Even if Late Night could get a grip on its theme (it doesn’t), and even if it were funny (it’s not), it would still suffer from a central narrative that’s difficult to get behind. Newbury prides herself on having intelligent discussions with guests from the world of politics and journalism, but in order to boost ratings and save her job, Patel goads her into dumbing down her show, interviewing YouTube ‘celebs’ and engaging in silly skits. At the same time, Newbury refuses to make jokes about political subjects. What? It’s 2019; that’s literally all late night talk shows do now.
What’s most difficult to swallow is the idea that in 2019 a female talk show host would find her position under threat from a right wing male comedian, as represented by Ike Barinholtz’s crude standup, who makes jokes about defecating in peoples’ shoes and boasts of sleeping with co-eds. Can you imagine the outrage if Ellen DeGeneres became the host of The Tonight Show and found herself in danger of being replaced by Dennis Miller? Late Night seems to exist in both an alternate future where women host late night talk shows and in a past, more conservative era of comedy. It’s a mess. Larry Sanders’ catchphrase was “No flipping!”, encouraging his viewers to stick around during commercials, but if you come across Late Night on TV, you’ll be compelled to flip channels by its first commercial break.
Late Night - 1 ½ stars out of 5

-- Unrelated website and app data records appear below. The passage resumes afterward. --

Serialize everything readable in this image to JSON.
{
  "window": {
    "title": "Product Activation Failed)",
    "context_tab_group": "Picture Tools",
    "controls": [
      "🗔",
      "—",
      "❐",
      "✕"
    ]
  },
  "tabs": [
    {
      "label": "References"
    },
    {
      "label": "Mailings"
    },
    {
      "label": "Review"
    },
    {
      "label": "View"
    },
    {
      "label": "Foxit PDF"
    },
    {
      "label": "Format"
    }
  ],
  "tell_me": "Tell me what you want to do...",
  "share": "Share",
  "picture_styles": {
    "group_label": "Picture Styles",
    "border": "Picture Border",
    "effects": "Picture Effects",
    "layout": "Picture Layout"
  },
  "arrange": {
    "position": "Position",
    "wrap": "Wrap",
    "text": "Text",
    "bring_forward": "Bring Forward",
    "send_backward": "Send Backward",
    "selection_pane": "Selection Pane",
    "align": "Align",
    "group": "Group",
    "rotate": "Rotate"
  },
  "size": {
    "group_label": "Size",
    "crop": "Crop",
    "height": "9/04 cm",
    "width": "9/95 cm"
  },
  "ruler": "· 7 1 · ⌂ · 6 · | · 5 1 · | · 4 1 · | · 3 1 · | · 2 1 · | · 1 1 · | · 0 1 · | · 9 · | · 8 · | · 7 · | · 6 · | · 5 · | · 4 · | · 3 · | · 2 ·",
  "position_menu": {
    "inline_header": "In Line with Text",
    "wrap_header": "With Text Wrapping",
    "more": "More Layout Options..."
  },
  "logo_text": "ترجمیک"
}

Directed by:Nisha Ganatra; Starring: Emma Thompson, Mindy Kaling, John Lithgow, Hugh Dancy, Reid Scott, Amy Ryan